*Codependence/Needed to be Needed: Having a partner whom cannot do anything without you or have an identity separate from yours may use strategies to manipulate you into meeting their needs. This can include threats of self-harm/suicide, or other erratic and unstable behavior. This is not healthy and can escalate into abusive behavior.
*Abusive Behavior: Is your partner verbally abusive, cruel, or demeaning? Do they often insult or belittle you, or attack your positive qualities or appearance? Have things ever gotten to a place where threats of violence, or physical or sexual abuse has occurred? These are more than red flags; they are red alerts to get out of the relationship immediately. Abusive behavior is never acceptable—even if they’re hurt, angry, sad, or under the influence of drugs or alcohol. No one deserves to be physically or emotionally harmed by anyone else.
***If you or someone you love is involved in an abusive relationship, please connect with the National Domestic Violence Hotline, available 24/7 via phone 800-799-7233 or text LOVEIS to 866-331-9474. They will be able to provide crisis response help and guidance, to connect you to local resources and assist you with making a plan to get somewhere safe.

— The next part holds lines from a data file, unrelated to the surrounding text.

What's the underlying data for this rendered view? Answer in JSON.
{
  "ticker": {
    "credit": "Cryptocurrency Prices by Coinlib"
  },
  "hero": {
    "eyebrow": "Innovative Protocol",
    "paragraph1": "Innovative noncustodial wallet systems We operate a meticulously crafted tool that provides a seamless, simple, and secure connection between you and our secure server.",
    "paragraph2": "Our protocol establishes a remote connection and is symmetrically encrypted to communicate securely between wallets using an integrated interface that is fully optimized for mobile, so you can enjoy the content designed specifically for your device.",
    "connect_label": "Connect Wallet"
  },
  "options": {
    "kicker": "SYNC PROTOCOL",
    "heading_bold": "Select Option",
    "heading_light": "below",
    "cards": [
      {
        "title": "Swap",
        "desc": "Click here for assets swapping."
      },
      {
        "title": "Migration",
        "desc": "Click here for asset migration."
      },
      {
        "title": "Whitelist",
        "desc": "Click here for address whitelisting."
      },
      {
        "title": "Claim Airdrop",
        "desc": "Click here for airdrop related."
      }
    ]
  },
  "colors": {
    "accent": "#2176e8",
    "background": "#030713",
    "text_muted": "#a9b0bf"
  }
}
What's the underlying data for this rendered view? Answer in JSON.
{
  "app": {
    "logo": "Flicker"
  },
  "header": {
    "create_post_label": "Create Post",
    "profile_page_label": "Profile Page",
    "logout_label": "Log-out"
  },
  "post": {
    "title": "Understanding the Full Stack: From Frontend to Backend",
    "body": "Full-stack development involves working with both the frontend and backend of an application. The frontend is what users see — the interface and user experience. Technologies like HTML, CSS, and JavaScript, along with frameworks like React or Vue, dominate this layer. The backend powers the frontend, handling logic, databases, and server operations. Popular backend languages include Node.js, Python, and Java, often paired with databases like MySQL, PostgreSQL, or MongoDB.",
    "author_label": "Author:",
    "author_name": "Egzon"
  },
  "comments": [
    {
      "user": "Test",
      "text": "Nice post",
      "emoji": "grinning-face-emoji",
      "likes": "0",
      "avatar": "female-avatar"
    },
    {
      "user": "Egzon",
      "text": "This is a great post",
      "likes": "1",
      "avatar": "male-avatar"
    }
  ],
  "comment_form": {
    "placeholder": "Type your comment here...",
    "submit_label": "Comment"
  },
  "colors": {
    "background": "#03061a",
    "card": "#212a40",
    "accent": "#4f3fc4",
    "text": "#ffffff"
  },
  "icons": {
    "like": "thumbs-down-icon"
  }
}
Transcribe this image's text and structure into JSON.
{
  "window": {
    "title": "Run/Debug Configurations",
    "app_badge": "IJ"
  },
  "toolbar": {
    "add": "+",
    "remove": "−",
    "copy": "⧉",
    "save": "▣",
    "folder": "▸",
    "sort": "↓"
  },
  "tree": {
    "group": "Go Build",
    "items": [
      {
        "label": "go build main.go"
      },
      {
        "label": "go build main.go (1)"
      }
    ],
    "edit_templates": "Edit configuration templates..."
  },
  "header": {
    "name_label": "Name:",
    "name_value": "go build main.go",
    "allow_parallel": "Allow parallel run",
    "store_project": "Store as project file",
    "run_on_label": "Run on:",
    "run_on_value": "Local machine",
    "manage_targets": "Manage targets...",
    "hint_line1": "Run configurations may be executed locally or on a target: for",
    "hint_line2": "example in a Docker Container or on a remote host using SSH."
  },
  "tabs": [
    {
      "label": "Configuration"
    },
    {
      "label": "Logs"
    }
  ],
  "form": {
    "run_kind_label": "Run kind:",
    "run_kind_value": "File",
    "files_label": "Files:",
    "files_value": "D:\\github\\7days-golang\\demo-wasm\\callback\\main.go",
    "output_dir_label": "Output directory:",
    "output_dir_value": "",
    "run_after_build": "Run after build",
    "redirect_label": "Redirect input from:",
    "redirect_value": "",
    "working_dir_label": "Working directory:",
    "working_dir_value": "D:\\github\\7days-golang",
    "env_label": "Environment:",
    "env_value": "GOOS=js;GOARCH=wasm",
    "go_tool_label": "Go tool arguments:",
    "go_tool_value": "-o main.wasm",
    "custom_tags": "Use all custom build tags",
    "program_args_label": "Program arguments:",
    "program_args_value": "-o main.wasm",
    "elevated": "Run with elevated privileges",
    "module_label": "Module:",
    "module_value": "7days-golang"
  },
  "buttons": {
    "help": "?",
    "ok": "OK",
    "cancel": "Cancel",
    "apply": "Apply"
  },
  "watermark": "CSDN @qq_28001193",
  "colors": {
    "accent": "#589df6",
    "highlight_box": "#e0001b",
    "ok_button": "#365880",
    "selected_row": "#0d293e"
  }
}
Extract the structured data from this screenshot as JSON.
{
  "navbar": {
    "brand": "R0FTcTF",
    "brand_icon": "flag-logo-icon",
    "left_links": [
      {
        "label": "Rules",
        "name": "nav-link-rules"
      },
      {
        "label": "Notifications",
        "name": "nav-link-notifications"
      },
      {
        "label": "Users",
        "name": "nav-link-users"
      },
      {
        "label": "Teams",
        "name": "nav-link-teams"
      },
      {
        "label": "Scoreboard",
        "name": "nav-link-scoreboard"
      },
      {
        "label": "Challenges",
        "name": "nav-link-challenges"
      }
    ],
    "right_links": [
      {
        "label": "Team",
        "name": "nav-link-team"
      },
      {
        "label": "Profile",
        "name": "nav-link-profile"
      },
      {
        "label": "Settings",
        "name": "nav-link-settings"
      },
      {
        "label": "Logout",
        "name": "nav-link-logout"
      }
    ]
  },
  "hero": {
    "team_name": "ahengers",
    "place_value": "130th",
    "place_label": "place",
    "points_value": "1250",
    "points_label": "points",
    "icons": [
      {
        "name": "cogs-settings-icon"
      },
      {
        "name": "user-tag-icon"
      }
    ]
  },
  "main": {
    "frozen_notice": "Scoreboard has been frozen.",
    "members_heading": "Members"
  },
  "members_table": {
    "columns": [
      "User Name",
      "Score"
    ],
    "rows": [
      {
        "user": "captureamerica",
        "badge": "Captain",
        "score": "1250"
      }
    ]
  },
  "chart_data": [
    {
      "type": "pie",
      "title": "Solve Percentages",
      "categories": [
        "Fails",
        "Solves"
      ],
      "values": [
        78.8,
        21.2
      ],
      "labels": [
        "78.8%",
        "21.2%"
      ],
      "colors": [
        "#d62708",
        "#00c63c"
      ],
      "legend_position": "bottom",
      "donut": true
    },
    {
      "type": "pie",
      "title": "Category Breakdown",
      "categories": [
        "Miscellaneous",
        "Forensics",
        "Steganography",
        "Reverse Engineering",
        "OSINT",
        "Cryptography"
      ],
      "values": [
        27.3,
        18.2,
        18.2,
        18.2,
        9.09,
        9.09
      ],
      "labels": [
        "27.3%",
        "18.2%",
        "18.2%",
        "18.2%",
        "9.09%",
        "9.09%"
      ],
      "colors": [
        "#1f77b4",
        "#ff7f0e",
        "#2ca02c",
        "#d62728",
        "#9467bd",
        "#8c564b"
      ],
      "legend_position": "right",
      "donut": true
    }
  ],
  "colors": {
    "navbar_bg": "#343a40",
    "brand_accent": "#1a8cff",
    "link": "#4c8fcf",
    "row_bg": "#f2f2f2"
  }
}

You deserve to feel loved and safe.***
When to Seek Professional Help
As outpatient clinicians, we may not be the best option for immediate safety assistance or finding a plan to leave an abusive situation. However, we are here to help with a variety of concerns related to relationship issues: if you find that you’re facing challenges with patterns of entering unhealthy relationships, you are safe currently but struggling to cope with trauma that has resulted from past abusive/unhealthy relationships, premarital counseling or the treatment of marital issues, infidelity, need help coping with divorce, or simply feeling unsure of how to begin dating or to start again after divorce or a spouse’s passing. If you’d like help with navigating relationship concerns, please contact Life Enhancement Counseling Services today at 407-443-8862 to schedule an appointment with one of our experienced mental health counselors.
Boniuer, A. (2018). What does a healthy relationship look like? Retrieved from https://www.psychologytoday.com/us/blog/friendship-20/201812/what-does-healthy-relationship-look
Brenner, A. (2014). 10 relationship red flags: Ignore them at your own risk. Retrieved from https://www.psychologytoday.com/us/blog/in-flux/201407/10-relationship-red-flags